WHAT YOU ARE ASKED TO DO:
Without the images, repeat every line of the listing exactly.

EXERCISE DATA:
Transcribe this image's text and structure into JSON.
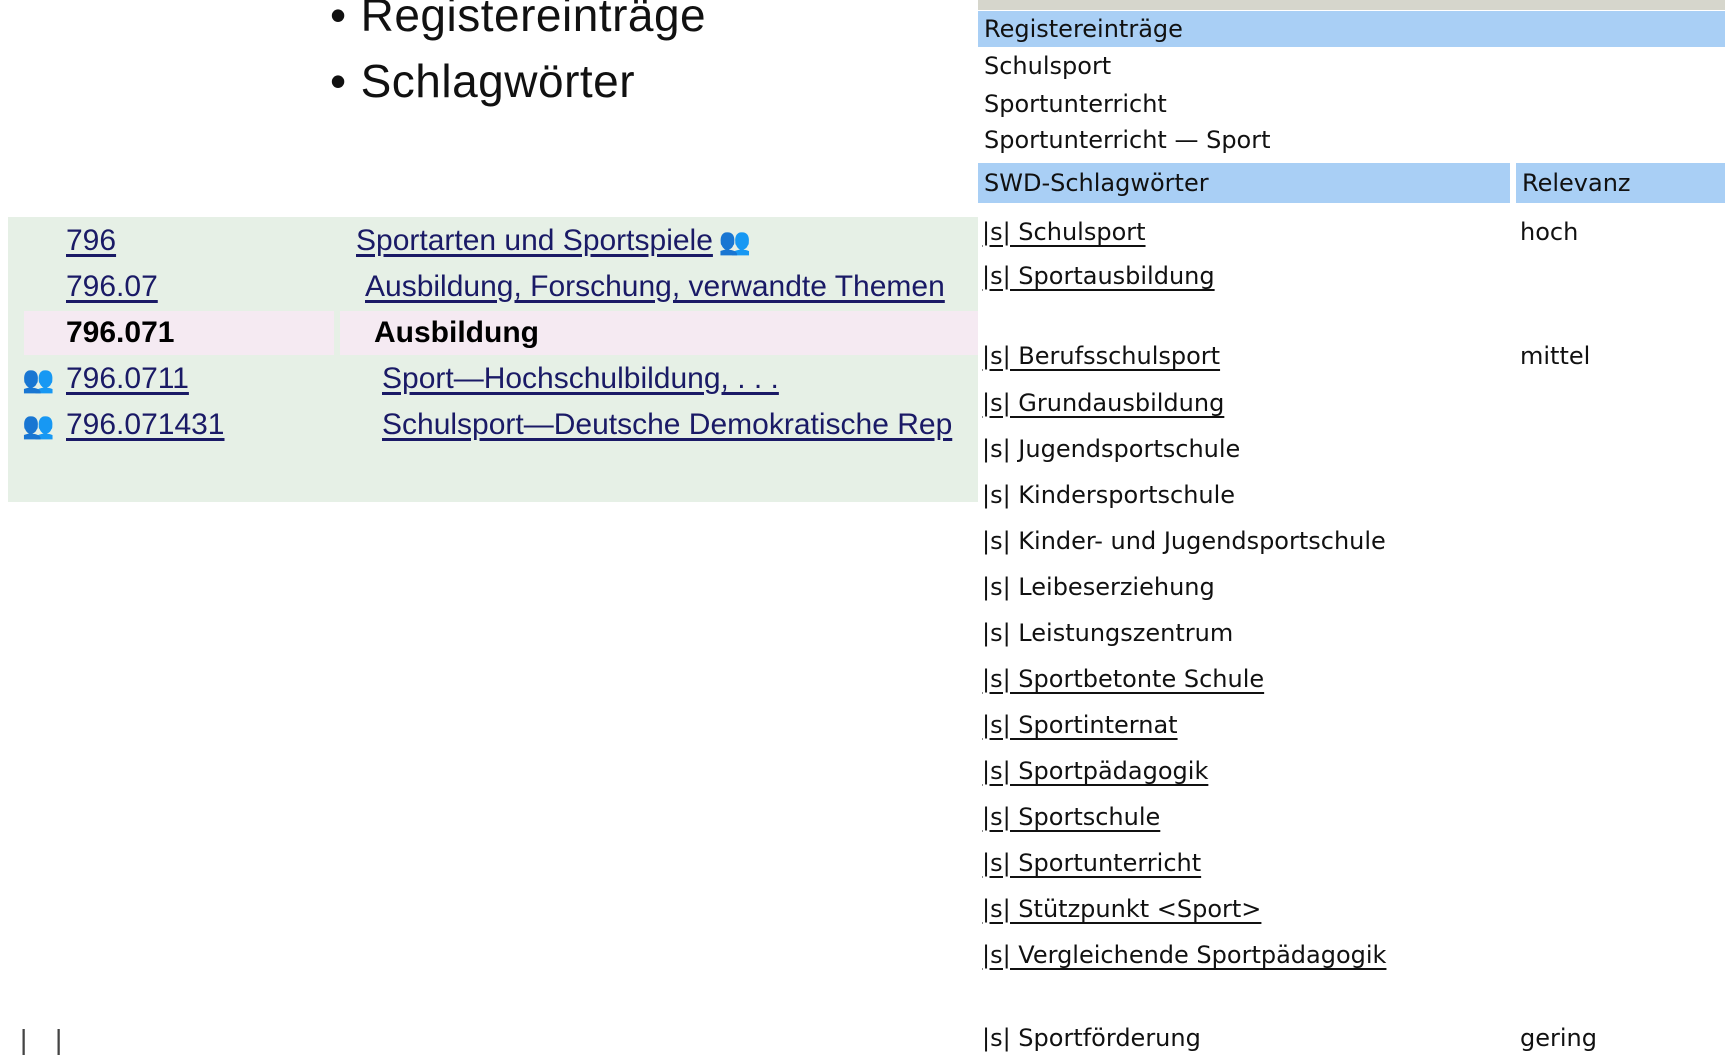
{
  "bullets": [
    "Registereinträge",
    "Schlagwörter"
  ],
  "class_panel": {
    "rows": [
      {
        "number": "796",
        "caption": "Sportarten und Sportspiele",
        "caption_icon": "👥",
        "row_icon": ""
      },
      {
        "number": "796.07",
        "caption": "Ausbildung, Forschung, verwandte Themen",
        "caption_icon": "",
        "row_icon": ""
      },
      {
        "number": "796.071",
        "caption": "Ausbildung",
        "caption_icon": "",
        "row_icon": ""
      },
      {
        "number": "796.0711",
        "caption": "Sport—Hochschulbildung, . . .",
        "caption_icon": "",
        "row_icon": "👥"
      },
      {
        "number": "796.071431",
        "caption": "Schulsport—Deutsche Demokratische Rep",
        "caption_icon": "",
        "row_icon": "👥"
      }
    ]
  },
  "register": {
    "header": "Registereinträge",
    "entries": [
      "Schulsport",
      "Sportunterricht",
      "Sportunterricht — Sport"
    ]
  },
  "swd": {
    "header": "SWD-Schlagwörter",
    "relevance_header": "Relevanz",
    "keywords": [
      {
        "text": "|s| Schulsport",
        "relevance": "hoch"
      },
      {
        "text": "|s| Sportausbildung",
        "relevance": ""
      },
      {
        "text": "|s| Berufsschulsport",
        "relevance": "mittel"
      },
      {
        "text": "|s| Grundausbildung",
        "relevance": ""
      },
      {
        "text": "|s| Jugendsportschule",
        "relevance": ""
      },
      {
        "text": "|s| Kindersportschule",
        "relevance": ""
      },
      {
        "text": "|s| Kinder- und Jugendsportschule",
        "relevance": ""
      },
      {
        "text": "|s| Leibeserziehung",
        "relevance": ""
      },
      {
        "text": "|s| Leistungszentrum",
        "relevance": ""
      },
      {
        "text": "|s| Sportbetonte Schule",
        "relevance": ""
      },
      {
        "text": "|s| Sportinternat",
        "relevance": ""
      },
      {
        "text": "|s| Sportpädagogik",
        "relevance": ""
      },
      {
        "text": "|s| Sportschule",
        "relevance": ""
      },
      {
        "text": "|s| Sportunterricht",
        "relevance": ""
      },
      {
        "text": "|s| Stützpunkt <Sport>",
        "relevance": ""
      },
      {
        "text": "|s| Vergleichende Sportpädagogik",
        "relevance": ""
      },
      {
        "text": "|s| Sportförderung",
        "relevance": "gering"
      }
    ]
  },
  "corner_marks": "| |"
}
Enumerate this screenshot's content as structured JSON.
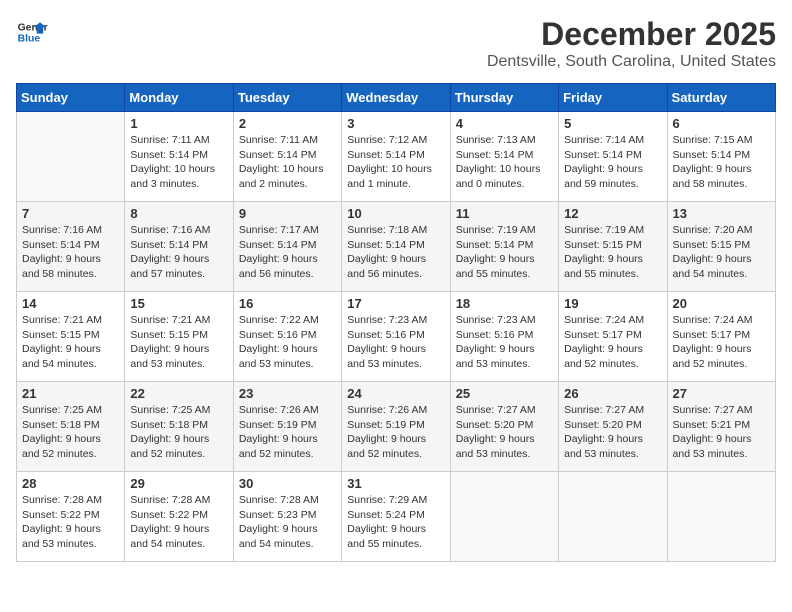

COMPLETED TASK:
Transcribe this image's text and structure into JSON.
{
  "bullets": [
    "Registereinträge",
    "Schlagwörter"
  ],
  "class_panel": {
    "rows": [
      {
        "number": "796",
        "caption": "Sportarten und Sportspiele",
        "caption_icon": "👥",
        "row_icon": ""
      },
      {
        "number": "796.07",
        "caption": "Ausbildung, Forschung, verwandte Themen",
        "caption_icon": "",
        "row_icon": ""
      },
      {
        "number": "796.071",
        "caption": "Ausbildung",
        "caption_icon": "",
        "row_icon": ""
      },
      {
        "number": "796.0711",
        "caption": "Sport—Hochschulbildung, . . .",
        "caption_icon": "",
        "row_icon": "👥"
      },
      {
        "number": "796.071431",
        "caption": "Schulsport—Deutsche Demokratische Rep",
        "caption_icon": "",
        "row_icon": "👥"
      }
    ]
  },
  "register": {
    "header": "Registereinträge",
    "entries": [
      "Schulsport",
      "Sportunterricht",
      "Sportunterricht — Sport"
    ]
  },
  "swd": {
    "header": "SWD-Schlagwörter",
    "relevance_header": "Relevanz",
    "keywords": [
      {
        "text": "|s| Schulsport",
        "relevance": "hoch"
      },
      {
        "text": "|s| Sportausbildung",
        "relevance": ""
      },
      {
        "text": "|s| Berufsschulsport",
        "relevance": "mittel"
      },
      {
        "text": "|s| Grundausbildung",
        "relevance": ""
      },
      {
        "text": "|s| Jugendsportschule",
        "relevance": ""
      },
      {
        "text": "|s| Kindersportschule",
        "relevance": ""
      },
      {
        "text": "|s| Kinder- und Jugendsportschule",
        "relevance": ""
      },
      {
        "text": "|s| Leibeserziehung",
        "relevance": ""
      },
      {
        "text": "|s| Leistungszentrum",
        "relevance": ""
      },
      {
        "text": "|s| Sportbetonte Schule",
        "relevance": ""
      },
      {
        "text": "|s| Sportinternat",
        "relevance": ""
      },
      {
        "text": "|s| Sportpädagogik",
        "relevance": ""
      },
      {
        "text": "|s| Sportschule",
        "relevance": ""
      },
      {
        "text": "|s| Sportunterricht",
        "relevance": ""
      },
      {
        "text": "|s| Stützpunkt <Sport>",
        "relevance": ""
      },
      {
        "text": "|s| Vergleichende Sportpädagogik",
        "relevance": ""
      },
      {
        "text": "|s| Sportförderung",
        "relevance": "gering"
      }
    ]
  },
  "corner_marks": "| |"
}
Enumerate this screenshot's content as structured JSON.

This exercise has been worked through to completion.